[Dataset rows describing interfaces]
• • • • •
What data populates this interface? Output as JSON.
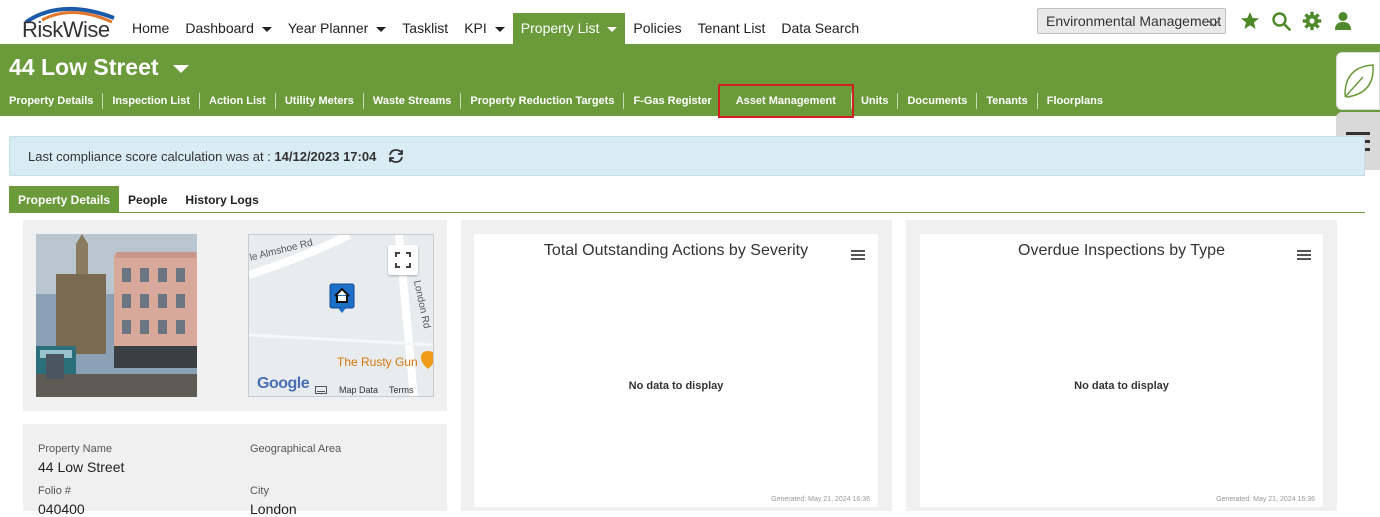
{
  "app": {
    "logo_text": "RiskWise"
  },
  "nav": {
    "items": [
      {
        "label": "Home",
        "has_caret": false,
        "active": false
      },
      {
        "label": "Dashboard",
        "has_caret": true,
        "active": false
      },
      {
        "label": "Year Planner",
        "has_caret": true,
        "active": false
      },
      {
        "label": "Tasklist",
        "has_caret": false,
        "active": false
      },
      {
        "label": "KPI",
        "has_caret": true,
        "active": false
      },
      {
        "label": "Property List",
        "has_caret": true,
        "active": true
      },
      {
        "label": "Policies",
        "has_caret": false,
        "active": false
      },
      {
        "label": "Tenant List",
        "has_caret": false,
        "active": false
      },
      {
        "label": "Data Search",
        "has_caret": false,
        "active": false
      }
    ],
    "module_select": "Environmental Management",
    "icons": [
      "star-icon",
      "search-icon",
      "gear-icon",
      "user-icon"
    ]
  },
  "property": {
    "title": "44 Low Street",
    "subnav": [
      "Property Details",
      "Inspection List",
      "Action List",
      "Utility Meters",
      "Waste Streams",
      "Property Reduction Targets",
      "F-Gas Register",
      "Asset Management",
      "Units",
      "Documents",
      "Tenants",
      "Floorplans"
    ],
    "highlighted_subnav": "Asset Management"
  },
  "info": {
    "text": "Last compliance score calculation was at : ",
    "timestamp": "14/12/2023 17:04"
  },
  "tabs": [
    {
      "label": "Property Details",
      "active": true
    },
    {
      "label": "People",
      "active": false
    },
    {
      "label": "History Logs",
      "active": false
    }
  ],
  "map": {
    "road1": "le Almshoe Rd",
    "road2": "London Rd",
    "poi": "The Rusty Gun",
    "google": "Google",
    "map_data": "Map Data",
    "terms": "Terms"
  },
  "details": {
    "property_name_label": "Property Name",
    "property_name_value": "44 Low Street",
    "geo_area_label": "Geographical Area",
    "geo_area_value": "",
    "folio_label": "Folio #",
    "folio_value": "040400",
    "city_label": "City",
    "city_value": "London"
  },
  "charts": [
    {
      "title": "Total Outstanding Actions by Severity",
      "nodata": "No data to display",
      "generated": "Generated: May 21, 2024 16:36"
    },
    {
      "title": "Overdue Inspections by Type",
      "nodata": "No data to display",
      "generated": "Generated: May 21, 2024 16:36"
    }
  ],
  "colors": {
    "brand_green": "#6a9a3a",
    "info_bg": "#d9ecf4",
    "highlight_red": "#d12020"
  }
}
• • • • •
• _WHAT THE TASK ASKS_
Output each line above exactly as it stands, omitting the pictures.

• _TASK OUTPUT_
What data populates this interface? Output as JSON.
{
  "app": {
    "logo_text": "RiskWise"
  },
  "nav": {
    "items": [
      {
        "label": "Home",
        "has_caret": false,
        "active": false
      },
      {
        "label": "Dashboard",
        "has_caret": true,
        "active": false
      },
      {
        "label": "Year Planner",
        "has_caret": true,
        "active": false
      },
      {
        "label": "Tasklist",
        "has_caret": false,
        "active": false
      },
      {
        "label": "KPI",
        "has_caret": true,
        "active": false
      },
      {
        "label": "Property List",
        "has_caret": true,
        "active": true
      },
      {
        "label": "Policies",
        "has_caret": false,
        "active": false
      },
      {
        "label": "Tenant List",
        "has_caret": false,
        "active": false
      },
      {
        "label": "Data Search",
        "has_caret": false,
        "active": false
      }
    ],
    "module_select": "Environmental Management",
    "icons": [
      "star-icon",
      "search-icon",
      "gear-icon",
      "user-icon"
    ]
  },
  "property": {
    "title": "44 Low Street",
    "subnav": [
      "Property Details",
      "Inspection List",
      "Action List",
      "Utility Meters",
      "Waste Streams",
      "Property Reduction Targets",
      "F-Gas Register",
      "Asset Management",
      "Units",
      "Documents",
      "Tenants",
      "Floorplans"
    ],
    "highlighted_subnav": "Asset Management"
  },
  "info": {
    "text": "Last compliance score calculation was at : ",
    "timestamp": "14/12/2023 17:04"
  },
  "tabs": [
    {
      "label": "Property Details",
      "active": true
    },
    {
      "label": "People",
      "active": false
    },
    {
      "label": "History Logs",
      "active": false
    }
  ],
  "map": {
    "road1": "le Almshoe Rd",
    "road2": "London Rd",
    "poi": "The Rusty Gun",
    "google": "Google",
    "map_data": "Map Data",
    "terms": "Terms"
  },
  "details": {
    "property_name_label": "Property Name",
    "property_name_value": "44 Low Street",
    "geo_area_label": "Geographical Area",
    "geo_area_value": "",
    "folio_label": "Folio #",
    "folio_value": "040400",
    "city_label": "City",
    "city_value": "London"
  },
  "charts": [
    {
      "title": "Total Outstanding Actions by Severity",
      "nodata": "No data to display",
      "generated": "Generated: May 21, 2024 16:36"
    },
    {
      "title": "Overdue Inspections by Type",
      "nodata": "No data to display",
      "generated": "Generated: May 21, 2024 16:36"
    }
  ],
  "colors": {
    "brand_green": "#6a9a3a",
    "info_bg": "#d9ecf4",
    "highlight_red": "#d12020"
  }
}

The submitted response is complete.